-- Data in this exercise follows --

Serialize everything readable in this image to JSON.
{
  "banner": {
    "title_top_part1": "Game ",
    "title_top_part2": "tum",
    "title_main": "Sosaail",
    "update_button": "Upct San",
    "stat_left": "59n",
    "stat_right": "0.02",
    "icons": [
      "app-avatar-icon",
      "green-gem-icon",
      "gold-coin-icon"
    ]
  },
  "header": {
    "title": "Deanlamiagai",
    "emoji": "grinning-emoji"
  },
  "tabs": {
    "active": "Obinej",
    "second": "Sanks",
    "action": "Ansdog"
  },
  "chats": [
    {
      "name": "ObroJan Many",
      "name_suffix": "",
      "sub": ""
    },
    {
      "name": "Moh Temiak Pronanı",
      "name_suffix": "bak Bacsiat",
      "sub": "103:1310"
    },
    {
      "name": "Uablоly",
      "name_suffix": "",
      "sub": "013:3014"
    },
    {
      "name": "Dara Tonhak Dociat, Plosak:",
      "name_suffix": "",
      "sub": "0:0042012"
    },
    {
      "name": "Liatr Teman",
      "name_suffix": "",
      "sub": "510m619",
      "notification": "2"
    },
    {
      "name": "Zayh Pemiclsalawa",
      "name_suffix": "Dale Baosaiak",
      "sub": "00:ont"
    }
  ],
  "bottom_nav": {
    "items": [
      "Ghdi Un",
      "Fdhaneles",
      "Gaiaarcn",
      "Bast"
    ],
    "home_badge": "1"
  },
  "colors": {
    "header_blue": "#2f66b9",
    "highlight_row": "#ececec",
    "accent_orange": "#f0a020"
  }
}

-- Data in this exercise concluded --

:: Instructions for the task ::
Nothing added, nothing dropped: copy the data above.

:: Expected answer ::
Serialize everything readable in this image to JSON.
{
  "banner": {
    "title_top_part1": "Game ",
    "title_top_part2": "tum",
    "title_main": "Sosaail",
    "update_button": "Upct San",
    "stat_left": "59n",
    "stat_right": "0.02",
    "icons": [
      "app-avatar-icon",
      "green-gem-icon",
      "gold-coin-icon"
    ]
  },
  "header": {
    "title": "Deanlamiagai",
    "emoji": "grinning-emoji"
  },
  "tabs": {
    "active": "Obinej",
    "second": "Sanks",
    "action": "Ansdog"
  },
  "chats": [
    {
      "name": "ObroJan Many",
      "name_suffix": "",
      "sub": ""
    },
    {
      "name": "Moh Temiak Pronanı",
      "name_suffix": "bak Bacsiat",
      "sub": "103:1310"
    },
    {
      "name": "Uablоly",
      "name_suffix": "",
      "sub": "013:3014"
    },
    {
      "name": "Dara Tonhak Dociat, Plosak:",
      "name_suffix": "",
      "sub": "0:0042012"
    },
    {
      "name": "Liatr Teman",
      "name_suffix": "",
      "sub": "510m619",
      "notification": "2"
    },
    {
      "name": "Zayh Pemiclsalawa",
      "name_suffix": "Dale Baosaiak",
      "sub": "00:ont"
    }
  ],
  "bottom_nav": {
    "items": [
      "Ghdi Un",
      "Fdhaneles",
      "Gaiaarcn",
      "Bast"
    ],
    "home_badge": "1"
  },
  "colors": {
    "header_blue": "#2f66b9",
    "highlight_row": "#ececec",
    "accent_orange": "#f0a020"
  }
}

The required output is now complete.